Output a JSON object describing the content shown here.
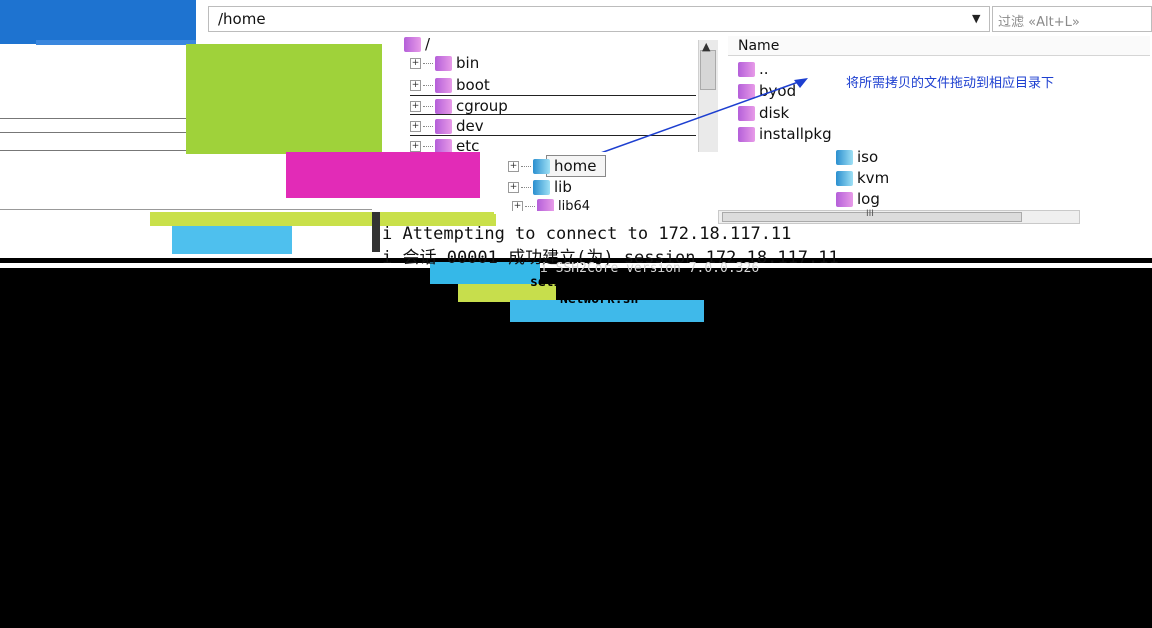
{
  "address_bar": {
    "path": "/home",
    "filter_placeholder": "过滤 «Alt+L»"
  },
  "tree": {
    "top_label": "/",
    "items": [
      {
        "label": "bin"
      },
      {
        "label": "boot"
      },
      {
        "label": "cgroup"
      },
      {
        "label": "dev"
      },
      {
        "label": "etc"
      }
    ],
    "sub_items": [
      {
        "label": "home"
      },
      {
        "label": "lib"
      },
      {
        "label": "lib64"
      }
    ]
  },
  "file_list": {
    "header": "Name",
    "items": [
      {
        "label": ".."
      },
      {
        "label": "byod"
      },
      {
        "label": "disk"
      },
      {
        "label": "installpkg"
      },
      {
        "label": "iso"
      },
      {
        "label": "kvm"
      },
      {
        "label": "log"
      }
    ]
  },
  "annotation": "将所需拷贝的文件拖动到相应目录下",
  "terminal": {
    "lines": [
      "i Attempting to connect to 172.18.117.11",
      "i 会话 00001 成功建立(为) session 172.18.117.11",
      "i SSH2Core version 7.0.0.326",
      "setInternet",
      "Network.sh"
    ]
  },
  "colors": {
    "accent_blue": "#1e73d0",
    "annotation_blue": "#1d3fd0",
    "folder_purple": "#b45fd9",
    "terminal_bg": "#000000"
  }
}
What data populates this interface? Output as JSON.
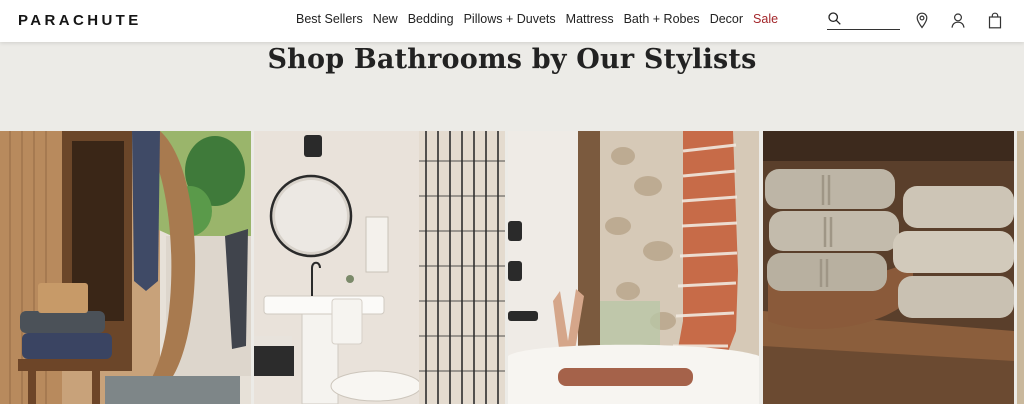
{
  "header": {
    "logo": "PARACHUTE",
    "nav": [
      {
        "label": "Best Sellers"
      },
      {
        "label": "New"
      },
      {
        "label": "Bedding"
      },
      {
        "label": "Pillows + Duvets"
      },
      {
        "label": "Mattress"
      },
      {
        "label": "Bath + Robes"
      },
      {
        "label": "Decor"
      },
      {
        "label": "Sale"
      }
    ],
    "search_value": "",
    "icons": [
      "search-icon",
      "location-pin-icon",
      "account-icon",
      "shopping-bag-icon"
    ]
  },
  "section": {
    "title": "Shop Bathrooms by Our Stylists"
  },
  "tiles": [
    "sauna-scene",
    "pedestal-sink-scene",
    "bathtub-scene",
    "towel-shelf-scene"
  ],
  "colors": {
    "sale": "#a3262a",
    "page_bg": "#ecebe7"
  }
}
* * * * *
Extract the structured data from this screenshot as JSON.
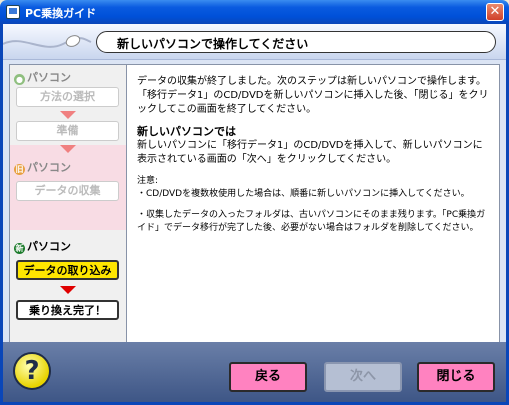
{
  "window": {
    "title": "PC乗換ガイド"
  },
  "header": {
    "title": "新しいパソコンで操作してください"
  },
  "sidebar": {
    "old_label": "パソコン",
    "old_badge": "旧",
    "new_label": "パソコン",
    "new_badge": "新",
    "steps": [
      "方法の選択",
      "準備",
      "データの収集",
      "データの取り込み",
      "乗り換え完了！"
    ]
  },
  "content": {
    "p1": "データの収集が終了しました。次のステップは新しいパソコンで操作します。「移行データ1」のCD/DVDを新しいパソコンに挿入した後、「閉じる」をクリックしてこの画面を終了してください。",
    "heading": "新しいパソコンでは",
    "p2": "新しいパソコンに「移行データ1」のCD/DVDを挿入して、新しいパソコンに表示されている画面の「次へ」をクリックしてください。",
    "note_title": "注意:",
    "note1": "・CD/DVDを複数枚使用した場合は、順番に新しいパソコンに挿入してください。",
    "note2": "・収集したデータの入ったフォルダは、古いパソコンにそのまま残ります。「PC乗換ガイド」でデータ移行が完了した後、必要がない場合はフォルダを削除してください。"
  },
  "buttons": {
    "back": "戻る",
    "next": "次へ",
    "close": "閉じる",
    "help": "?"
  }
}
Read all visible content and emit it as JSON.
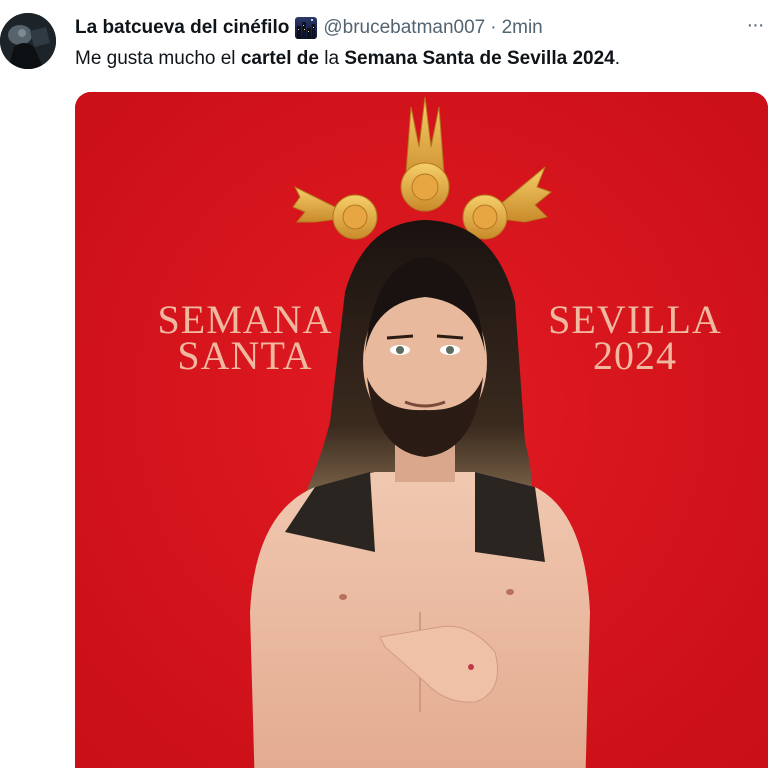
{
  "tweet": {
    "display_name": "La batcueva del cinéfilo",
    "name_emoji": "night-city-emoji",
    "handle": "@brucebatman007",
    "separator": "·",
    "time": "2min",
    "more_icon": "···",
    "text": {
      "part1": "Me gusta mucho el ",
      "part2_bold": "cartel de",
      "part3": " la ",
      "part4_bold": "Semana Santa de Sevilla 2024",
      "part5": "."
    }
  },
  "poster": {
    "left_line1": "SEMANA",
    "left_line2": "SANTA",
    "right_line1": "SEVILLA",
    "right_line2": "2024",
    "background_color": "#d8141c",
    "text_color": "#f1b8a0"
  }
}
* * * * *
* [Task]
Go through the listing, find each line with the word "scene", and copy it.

* [Output for this task]
    "sauna-scene",
    "pedestal-sink-scene",
    "bathtub-scene",
    "towel-shelf-scene"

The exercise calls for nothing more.